MANAGUA – The soaring prices of food staples and petroleum could push Nicaragua’s accumulated year-end inflation rate up to 16.5% or higher, according to the new projections released last week by the Central Bank.
Central Bank president Antenor Rosales said that new calculations by government economists show that there is a 70% probability that inflation will be between 14.5-15.5%, and a 10% chance that it will be even higher.
Regardless of how the numbers are cooked, inflation appears to be on track to finish at its highest since 1998, when inflation finished at
18.4% following Hurricane Mitch.
Although Nicaragua was again pounded by storms and hurricanes this year, the difference between 2007 and 1998 is that “the price of oil is 500 times higher now,”Rosales said.
“If the price of oil drops to $91 a barrel and the last crop cycle here is consumed domestically and not exported, then inflation could be around 13.5%,” Rosales told a group of business leaders at a Dec. 4 luncheon in Managua. “But if petroleum goes to $97 or higher, and the final crop harvest is exported, then inflation is going to be high, around 16.5%.”
Food prices on basic staple items in Nicaragua have climbed an average of 17%, the biggest increase of any country in the region, according to comparative data complied by the Mexican Central Bank.
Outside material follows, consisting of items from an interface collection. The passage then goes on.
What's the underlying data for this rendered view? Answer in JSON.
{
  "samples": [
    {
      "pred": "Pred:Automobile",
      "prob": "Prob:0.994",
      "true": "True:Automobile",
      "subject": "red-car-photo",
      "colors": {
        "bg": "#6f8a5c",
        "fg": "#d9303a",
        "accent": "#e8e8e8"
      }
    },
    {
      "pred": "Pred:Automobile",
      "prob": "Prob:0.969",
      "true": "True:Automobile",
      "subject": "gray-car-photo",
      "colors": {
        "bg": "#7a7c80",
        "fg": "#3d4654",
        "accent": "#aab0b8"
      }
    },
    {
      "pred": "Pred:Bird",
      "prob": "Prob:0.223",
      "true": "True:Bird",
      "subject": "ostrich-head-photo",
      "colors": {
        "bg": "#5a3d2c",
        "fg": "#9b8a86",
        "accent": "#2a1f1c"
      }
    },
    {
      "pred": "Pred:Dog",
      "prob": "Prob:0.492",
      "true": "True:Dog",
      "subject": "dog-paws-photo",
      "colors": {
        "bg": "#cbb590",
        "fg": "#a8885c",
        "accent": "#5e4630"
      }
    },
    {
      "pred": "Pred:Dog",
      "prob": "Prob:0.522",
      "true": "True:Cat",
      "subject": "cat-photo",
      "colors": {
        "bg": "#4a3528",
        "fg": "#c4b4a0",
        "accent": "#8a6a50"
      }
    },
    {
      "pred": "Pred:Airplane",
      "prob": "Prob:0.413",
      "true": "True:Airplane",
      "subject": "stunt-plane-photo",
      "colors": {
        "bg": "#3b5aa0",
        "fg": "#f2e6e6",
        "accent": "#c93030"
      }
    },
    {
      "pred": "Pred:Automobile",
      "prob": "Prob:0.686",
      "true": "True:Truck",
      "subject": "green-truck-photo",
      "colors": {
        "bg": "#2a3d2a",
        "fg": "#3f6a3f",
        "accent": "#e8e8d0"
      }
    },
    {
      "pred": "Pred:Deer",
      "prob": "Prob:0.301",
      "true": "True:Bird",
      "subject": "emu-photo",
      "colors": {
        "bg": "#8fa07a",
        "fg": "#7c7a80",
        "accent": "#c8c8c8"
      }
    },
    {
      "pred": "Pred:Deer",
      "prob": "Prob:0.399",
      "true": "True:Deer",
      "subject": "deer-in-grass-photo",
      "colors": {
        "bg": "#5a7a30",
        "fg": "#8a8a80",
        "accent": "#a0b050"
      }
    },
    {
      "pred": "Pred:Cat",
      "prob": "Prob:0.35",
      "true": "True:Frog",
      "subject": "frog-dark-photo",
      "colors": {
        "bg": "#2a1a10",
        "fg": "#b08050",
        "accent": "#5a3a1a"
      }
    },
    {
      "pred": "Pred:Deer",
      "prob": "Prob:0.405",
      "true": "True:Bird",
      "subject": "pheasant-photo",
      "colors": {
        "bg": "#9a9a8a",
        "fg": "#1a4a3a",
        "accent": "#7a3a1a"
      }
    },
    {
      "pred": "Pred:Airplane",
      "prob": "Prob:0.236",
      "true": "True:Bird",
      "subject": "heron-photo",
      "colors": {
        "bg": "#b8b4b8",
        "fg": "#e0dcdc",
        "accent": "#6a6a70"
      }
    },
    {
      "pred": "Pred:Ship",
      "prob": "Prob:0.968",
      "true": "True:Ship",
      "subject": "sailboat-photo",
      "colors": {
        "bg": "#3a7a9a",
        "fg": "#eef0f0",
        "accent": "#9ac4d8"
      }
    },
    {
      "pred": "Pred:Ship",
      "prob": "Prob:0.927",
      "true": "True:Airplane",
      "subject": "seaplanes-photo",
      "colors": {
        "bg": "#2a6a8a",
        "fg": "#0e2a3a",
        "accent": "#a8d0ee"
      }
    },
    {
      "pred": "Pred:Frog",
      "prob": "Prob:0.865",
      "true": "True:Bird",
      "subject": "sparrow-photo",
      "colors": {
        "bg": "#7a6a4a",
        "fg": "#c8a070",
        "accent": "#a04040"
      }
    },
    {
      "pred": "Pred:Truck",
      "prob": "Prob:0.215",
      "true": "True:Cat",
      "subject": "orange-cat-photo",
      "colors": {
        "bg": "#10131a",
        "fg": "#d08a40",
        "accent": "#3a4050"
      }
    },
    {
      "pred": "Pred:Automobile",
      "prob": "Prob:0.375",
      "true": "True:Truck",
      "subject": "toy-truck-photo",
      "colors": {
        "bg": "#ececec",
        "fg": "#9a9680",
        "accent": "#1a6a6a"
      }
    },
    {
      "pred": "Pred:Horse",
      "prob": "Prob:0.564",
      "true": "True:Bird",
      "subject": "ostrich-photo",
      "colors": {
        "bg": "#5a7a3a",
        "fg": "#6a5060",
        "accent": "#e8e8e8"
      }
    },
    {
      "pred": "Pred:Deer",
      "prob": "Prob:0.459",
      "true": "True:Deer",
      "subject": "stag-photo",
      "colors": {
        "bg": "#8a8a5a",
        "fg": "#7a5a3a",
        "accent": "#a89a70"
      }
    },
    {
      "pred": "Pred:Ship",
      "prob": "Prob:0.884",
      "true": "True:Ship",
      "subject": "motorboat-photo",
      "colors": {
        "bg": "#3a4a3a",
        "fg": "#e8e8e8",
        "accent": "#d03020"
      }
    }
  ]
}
Fuel prices, meanwhile, have climbed anywhere from 60 -100%, depending on the type of oil.
The Central Bank originally calculated inflation to be in the single digits this year.